Task directions
Filter these entries so that only lines with the word "icon" remain.

Material for this task
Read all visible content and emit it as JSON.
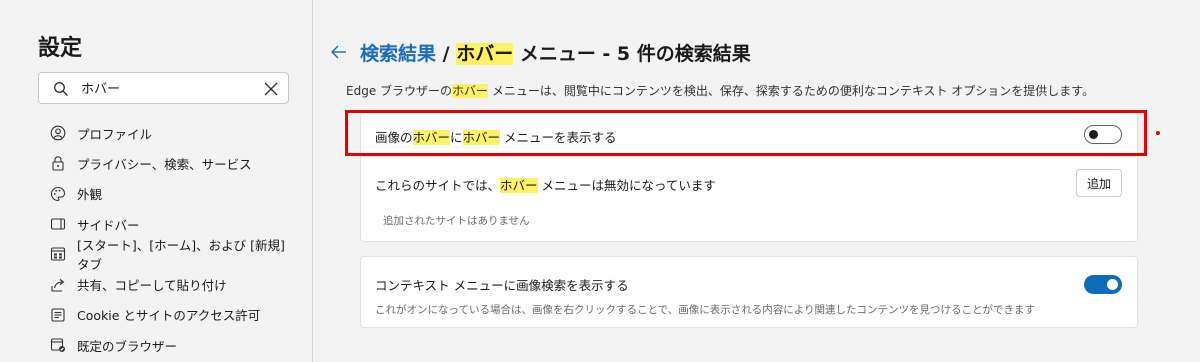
{
  "sidebar": {
    "title": "設定",
    "search": {
      "value": "ホバー",
      "placeholder": ""
    },
    "items": [
      {
        "label": "プロファイル",
        "icon": "profile-icon"
      },
      {
        "label": "プライバシー、検索、サービス",
        "icon": "lock-icon"
      },
      {
        "label": "外観",
        "icon": "palette-icon"
      },
      {
        "label": "サイドバー",
        "icon": "sidebar-icon"
      },
      {
        "label": "[スタート]、[ホーム]、および [新規] タブ",
        "icon": "home-tab-icon"
      },
      {
        "label": "共有、コピーして貼り付け",
        "icon": "share-icon"
      },
      {
        "label": "Cookie とサイトのアクセス許可",
        "icon": "cookie-icon"
      },
      {
        "label": "既定のブラウザー",
        "icon": "browser-icon"
      }
    ]
  },
  "header": {
    "link": "検索結果",
    "separator": " / ",
    "highlight": "ホバー",
    "rest": " メニュー - 5 件の検索結果"
  },
  "description": {
    "before": "Edge ブラウザーの",
    "highlight": "ホバー",
    "after": " メニューは、閲覧中にコンテンツを検出、保存、探索するための便利なコンテキスト オプションを提供します。"
  },
  "card1": {
    "row1": {
      "p1": "画像の",
      "h1": "ホバー",
      "p2": "に",
      "h2": "ホバー",
      "p3": " メニューを表示する",
      "toggle": "off"
    },
    "row2": {
      "p1": "これらのサイトでは、",
      "h1": "ホバー",
      "p2": " メニューは無効になっています",
      "button": "追加",
      "empty": "追加されたサイトはありません"
    }
  },
  "card2": {
    "label": "コンテキスト メニューに画像検索を表示する",
    "sub": "これがオンになっている場合は、画像を右クリックすることで、画像に表示される内容により関連したコンテンツを見つけることができます",
    "toggle": "on"
  },
  "colors": {
    "accent": "#0f6cbd",
    "highlight": "#fff266",
    "annotation": "#e00000",
    "link": "#1a6bb8"
  }
}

Reply
        "icon": "profile-icon"
        "icon": "lock-icon"
        "icon": "palette-icon"
        "icon": "sidebar-icon"
        "icon": "home-tab-icon"
        "icon": "share-icon"
        "icon": "cookie-icon"
        "icon": "browser-icon"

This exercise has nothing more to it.